Steve Coleman, a spokesman for the Port Authority, claimed that the agency’s wildlife control protocol is above and beyond Federal Aviation Administration (FAA) regulations, insisting they are among the industry’s most effective.

“Our wildlife biologists and staff efforts to minimize threats to aircraft include reducing nesting areas, removing standing water and eliminating food sources,” said Coleman. “We also use pyrotechnics to disperse birds. We believe those efforts are effective since the number of incidents at JFK resulting in aircraft damage has remained about the same since 2008.”

Dan Mundy, president and founder of Jamaica Bay Eco Watchers, believes the recent increase in collisions between birds and planes reflects a recent boost in area wildlife.
Mundy mentioned the famed incident of US Airways Flight 1549, when Captain Chesley “Sully” Sullenberger was forced to make an emergency landing in the Hudson River after striking a flock of Canadian geese in January of 2009. Mundy alleged that high-flying fowl cause more severe problems than those closer to the ground, adding that groups of migrating birds can be dangerous to planes, as with Flight 1549.

Acknowledging that the Port Authority takes measures to scare away birds, such as simulated gunshots and preying falcons, Mundy wondered why plane manufacturers have yet to design a system to prevent birds from being sucked into engines.

Mundy added that bird strikes are not just a problem with airplanes. Several tall buildings, including the Empire State Building, have caused the demise of birds killed by flying directly into the glass windows.

No Changes At Area Airports Expected In Wake Of Foiled Bomb Plot


| jlane@queenscourier.com

The Federal Bureau of Investigation and Department of Homeland Security say there are no plans to change security procedures at airports here in the city or beyond amid news federal intelligence officials foiled a new al-Qaeda underwear bomb plot against U.S.-bound aircraft.

U.S. officials say an attack was to have taken place around the time of the first anniversary of the killing of Osama bin Laden.

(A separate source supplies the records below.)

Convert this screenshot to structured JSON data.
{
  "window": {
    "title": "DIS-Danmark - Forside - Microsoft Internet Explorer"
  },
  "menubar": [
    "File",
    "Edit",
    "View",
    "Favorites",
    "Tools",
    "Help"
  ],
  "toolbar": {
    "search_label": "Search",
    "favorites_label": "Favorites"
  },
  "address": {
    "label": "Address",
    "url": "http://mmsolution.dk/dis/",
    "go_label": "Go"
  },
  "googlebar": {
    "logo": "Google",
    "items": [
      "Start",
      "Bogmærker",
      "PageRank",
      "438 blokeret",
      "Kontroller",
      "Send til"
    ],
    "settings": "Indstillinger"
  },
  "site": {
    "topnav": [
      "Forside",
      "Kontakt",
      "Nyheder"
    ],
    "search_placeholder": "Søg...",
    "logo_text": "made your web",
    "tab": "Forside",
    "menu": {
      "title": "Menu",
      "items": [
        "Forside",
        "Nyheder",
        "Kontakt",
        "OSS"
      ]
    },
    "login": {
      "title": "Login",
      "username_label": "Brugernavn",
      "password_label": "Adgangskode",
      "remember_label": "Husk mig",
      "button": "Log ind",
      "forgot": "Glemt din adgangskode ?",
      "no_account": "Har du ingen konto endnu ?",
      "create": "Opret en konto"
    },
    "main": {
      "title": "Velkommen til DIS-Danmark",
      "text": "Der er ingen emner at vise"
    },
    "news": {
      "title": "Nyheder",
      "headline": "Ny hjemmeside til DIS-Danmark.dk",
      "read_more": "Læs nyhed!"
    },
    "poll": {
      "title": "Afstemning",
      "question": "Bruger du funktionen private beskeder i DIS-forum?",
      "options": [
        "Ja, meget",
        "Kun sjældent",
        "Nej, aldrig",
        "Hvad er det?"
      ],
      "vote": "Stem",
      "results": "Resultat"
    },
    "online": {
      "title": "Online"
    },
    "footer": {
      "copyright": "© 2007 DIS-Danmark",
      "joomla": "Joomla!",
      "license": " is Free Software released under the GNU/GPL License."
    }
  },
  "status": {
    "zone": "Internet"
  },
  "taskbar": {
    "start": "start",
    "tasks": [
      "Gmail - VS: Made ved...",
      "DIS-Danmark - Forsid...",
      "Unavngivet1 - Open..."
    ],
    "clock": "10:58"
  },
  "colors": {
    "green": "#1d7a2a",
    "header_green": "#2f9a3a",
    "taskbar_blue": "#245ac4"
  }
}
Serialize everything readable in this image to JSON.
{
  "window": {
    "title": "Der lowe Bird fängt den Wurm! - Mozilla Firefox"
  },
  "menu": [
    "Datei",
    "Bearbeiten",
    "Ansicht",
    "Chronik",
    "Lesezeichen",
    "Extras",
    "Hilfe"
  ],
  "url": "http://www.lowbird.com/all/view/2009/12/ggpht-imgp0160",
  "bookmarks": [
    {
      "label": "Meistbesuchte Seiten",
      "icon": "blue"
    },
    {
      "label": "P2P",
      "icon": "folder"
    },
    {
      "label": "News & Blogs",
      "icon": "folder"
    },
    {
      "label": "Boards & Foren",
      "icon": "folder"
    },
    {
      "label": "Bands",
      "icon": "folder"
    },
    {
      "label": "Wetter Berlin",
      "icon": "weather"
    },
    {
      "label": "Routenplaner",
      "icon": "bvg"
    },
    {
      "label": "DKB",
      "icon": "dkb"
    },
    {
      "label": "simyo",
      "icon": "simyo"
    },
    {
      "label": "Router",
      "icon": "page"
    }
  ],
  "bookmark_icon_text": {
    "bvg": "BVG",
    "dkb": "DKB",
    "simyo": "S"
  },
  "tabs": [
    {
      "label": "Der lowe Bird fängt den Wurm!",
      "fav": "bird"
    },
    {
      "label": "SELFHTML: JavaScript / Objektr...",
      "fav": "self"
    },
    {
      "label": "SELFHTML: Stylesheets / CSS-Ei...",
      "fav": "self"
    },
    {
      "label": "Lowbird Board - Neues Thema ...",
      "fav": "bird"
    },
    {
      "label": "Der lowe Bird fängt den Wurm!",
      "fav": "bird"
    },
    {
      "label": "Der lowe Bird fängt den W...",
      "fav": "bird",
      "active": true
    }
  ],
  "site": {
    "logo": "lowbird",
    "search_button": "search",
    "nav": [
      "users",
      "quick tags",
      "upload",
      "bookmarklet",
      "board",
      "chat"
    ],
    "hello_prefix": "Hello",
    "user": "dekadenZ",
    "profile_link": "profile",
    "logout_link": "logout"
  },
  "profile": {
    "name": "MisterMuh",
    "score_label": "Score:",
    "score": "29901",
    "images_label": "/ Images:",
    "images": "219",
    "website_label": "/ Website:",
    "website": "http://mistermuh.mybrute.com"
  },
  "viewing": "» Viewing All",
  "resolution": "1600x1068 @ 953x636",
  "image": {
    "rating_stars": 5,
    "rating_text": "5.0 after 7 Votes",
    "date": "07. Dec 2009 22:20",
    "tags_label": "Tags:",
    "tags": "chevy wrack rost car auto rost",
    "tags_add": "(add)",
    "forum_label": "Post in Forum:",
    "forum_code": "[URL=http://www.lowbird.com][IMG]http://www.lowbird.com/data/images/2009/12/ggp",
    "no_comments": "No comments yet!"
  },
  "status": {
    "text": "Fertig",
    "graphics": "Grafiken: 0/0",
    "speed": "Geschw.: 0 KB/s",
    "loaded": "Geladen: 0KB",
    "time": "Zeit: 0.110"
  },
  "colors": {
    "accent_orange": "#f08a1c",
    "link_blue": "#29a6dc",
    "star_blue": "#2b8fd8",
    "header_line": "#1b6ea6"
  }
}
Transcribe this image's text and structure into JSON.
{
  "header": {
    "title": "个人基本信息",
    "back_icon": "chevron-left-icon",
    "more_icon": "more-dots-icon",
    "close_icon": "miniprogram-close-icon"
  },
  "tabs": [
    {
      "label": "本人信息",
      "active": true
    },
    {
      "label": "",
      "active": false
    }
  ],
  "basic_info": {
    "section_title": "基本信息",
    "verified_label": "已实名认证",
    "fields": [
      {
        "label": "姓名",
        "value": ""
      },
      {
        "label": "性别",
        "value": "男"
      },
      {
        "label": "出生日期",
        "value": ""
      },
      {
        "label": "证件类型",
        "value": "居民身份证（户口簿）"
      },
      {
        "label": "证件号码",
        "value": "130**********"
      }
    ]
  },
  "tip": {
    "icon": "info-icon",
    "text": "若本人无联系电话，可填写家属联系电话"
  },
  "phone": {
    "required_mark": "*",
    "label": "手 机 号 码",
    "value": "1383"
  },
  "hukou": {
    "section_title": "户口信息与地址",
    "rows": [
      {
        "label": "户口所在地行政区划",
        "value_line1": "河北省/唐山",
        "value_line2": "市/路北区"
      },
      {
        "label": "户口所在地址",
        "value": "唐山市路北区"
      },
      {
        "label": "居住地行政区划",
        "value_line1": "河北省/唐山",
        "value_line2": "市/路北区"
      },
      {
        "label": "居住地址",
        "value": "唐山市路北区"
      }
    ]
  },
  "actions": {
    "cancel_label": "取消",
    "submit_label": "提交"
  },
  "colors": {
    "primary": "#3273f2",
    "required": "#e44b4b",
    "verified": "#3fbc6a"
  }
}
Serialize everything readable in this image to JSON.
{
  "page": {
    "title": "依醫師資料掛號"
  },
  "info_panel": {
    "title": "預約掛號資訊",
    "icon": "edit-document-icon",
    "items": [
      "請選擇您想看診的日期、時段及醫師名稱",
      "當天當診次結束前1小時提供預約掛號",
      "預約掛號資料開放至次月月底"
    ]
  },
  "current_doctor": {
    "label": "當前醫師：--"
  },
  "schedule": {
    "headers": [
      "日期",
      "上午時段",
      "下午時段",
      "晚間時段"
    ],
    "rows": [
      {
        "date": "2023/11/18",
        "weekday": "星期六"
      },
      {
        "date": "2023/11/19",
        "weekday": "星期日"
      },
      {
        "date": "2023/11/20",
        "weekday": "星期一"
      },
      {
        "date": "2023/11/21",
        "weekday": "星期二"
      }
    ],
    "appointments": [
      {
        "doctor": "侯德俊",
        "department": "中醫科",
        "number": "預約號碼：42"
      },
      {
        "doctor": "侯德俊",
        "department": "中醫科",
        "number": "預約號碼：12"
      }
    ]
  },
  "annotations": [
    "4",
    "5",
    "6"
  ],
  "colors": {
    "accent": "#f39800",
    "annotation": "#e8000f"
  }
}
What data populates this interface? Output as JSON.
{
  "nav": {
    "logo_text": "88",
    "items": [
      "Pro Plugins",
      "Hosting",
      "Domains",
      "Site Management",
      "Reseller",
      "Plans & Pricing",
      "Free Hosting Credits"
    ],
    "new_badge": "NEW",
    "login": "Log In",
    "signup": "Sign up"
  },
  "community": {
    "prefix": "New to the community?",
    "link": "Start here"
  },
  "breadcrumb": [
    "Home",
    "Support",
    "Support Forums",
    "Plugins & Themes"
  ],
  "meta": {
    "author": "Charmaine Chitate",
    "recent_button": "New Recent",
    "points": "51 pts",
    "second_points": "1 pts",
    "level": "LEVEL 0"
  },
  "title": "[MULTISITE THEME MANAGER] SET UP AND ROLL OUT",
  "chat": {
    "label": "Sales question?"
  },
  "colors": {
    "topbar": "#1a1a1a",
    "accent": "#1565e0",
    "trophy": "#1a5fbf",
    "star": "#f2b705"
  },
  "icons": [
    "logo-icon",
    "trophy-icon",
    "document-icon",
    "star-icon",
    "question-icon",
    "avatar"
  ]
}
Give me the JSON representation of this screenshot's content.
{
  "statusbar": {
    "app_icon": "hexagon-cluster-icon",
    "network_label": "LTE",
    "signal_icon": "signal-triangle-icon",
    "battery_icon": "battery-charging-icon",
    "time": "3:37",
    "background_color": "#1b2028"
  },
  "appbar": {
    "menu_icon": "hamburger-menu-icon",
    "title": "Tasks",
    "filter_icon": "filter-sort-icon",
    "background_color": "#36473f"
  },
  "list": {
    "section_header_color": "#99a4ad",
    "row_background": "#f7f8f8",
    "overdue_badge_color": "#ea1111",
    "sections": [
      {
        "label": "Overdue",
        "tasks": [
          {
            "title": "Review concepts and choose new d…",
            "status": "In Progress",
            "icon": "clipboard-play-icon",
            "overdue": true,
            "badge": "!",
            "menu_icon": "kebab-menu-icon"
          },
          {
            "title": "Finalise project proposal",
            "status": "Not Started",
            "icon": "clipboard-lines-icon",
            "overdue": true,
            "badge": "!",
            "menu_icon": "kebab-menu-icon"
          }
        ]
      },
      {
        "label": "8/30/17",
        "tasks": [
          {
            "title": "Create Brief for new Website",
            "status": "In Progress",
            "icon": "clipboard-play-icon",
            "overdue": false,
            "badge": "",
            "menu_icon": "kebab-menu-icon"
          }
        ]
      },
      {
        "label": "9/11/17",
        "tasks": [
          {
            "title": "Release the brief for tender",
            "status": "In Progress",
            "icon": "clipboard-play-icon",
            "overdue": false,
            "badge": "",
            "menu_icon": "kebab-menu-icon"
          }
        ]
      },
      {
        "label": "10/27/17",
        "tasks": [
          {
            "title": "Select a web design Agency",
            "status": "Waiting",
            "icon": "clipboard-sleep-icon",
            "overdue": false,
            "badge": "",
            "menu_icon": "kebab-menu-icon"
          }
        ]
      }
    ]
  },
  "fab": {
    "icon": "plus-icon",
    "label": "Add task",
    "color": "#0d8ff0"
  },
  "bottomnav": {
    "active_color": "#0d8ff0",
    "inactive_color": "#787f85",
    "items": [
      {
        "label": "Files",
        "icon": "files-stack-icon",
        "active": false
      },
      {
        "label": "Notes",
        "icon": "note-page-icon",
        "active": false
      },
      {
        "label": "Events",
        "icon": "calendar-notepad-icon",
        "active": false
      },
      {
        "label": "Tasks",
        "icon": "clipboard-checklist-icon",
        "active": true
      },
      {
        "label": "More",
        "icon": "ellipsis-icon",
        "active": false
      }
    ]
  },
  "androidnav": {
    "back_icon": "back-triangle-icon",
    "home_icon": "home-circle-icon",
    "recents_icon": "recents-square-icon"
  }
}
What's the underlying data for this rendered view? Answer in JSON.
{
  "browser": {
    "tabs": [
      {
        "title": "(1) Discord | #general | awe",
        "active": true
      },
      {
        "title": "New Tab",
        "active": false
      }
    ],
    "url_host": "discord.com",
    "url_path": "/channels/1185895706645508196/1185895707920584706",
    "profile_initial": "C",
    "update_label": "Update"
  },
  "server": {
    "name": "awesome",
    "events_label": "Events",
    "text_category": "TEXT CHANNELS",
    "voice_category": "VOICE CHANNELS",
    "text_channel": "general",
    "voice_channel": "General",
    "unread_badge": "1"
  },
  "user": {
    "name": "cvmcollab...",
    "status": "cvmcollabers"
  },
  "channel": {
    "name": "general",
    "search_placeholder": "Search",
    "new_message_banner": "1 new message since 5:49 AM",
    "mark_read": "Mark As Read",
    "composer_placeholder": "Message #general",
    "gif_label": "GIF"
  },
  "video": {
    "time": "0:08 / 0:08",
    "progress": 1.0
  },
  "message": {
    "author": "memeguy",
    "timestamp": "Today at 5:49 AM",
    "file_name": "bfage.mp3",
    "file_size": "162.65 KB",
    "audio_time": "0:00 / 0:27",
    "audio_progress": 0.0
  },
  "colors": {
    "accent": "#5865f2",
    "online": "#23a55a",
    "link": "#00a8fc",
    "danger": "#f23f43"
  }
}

Officials say the non-metallic device was a more sophisticated version of the one used by Umar Farouk Abdulmutallab in his failed Christmas Day attempt in 2009.

[NY1]